Work instructions – In the listing below, locate the lines that hold the string "reference". Copy those lines.

════════════════

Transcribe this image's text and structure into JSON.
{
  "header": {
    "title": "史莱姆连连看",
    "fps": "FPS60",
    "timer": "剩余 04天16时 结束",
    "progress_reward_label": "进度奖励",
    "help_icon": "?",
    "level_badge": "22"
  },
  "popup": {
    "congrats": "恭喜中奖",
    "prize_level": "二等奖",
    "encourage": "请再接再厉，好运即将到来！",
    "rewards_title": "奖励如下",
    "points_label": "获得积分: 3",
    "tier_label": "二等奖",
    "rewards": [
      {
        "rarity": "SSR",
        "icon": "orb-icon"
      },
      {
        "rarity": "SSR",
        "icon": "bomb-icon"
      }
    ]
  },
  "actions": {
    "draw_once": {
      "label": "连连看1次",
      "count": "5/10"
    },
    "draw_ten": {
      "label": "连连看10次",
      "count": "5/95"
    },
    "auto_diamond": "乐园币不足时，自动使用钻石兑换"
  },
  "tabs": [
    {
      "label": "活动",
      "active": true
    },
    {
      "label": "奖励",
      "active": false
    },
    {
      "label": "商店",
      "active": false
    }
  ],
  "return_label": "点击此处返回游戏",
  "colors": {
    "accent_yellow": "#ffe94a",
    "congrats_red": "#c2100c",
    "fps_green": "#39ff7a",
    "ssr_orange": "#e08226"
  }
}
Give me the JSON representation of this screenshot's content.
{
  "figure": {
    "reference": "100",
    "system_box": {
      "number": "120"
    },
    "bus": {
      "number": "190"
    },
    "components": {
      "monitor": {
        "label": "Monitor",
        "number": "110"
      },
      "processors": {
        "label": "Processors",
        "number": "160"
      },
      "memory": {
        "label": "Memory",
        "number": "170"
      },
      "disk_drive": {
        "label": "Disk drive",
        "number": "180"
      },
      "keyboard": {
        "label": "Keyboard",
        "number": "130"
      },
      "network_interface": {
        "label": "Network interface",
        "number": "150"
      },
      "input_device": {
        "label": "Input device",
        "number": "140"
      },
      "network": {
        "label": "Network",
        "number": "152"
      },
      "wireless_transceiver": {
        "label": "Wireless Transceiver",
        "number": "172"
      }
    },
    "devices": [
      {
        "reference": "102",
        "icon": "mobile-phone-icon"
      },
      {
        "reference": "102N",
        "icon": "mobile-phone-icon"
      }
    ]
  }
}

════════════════

Final answer –
    "reference": "100",
        "reference": "102",
        "reference": "102N",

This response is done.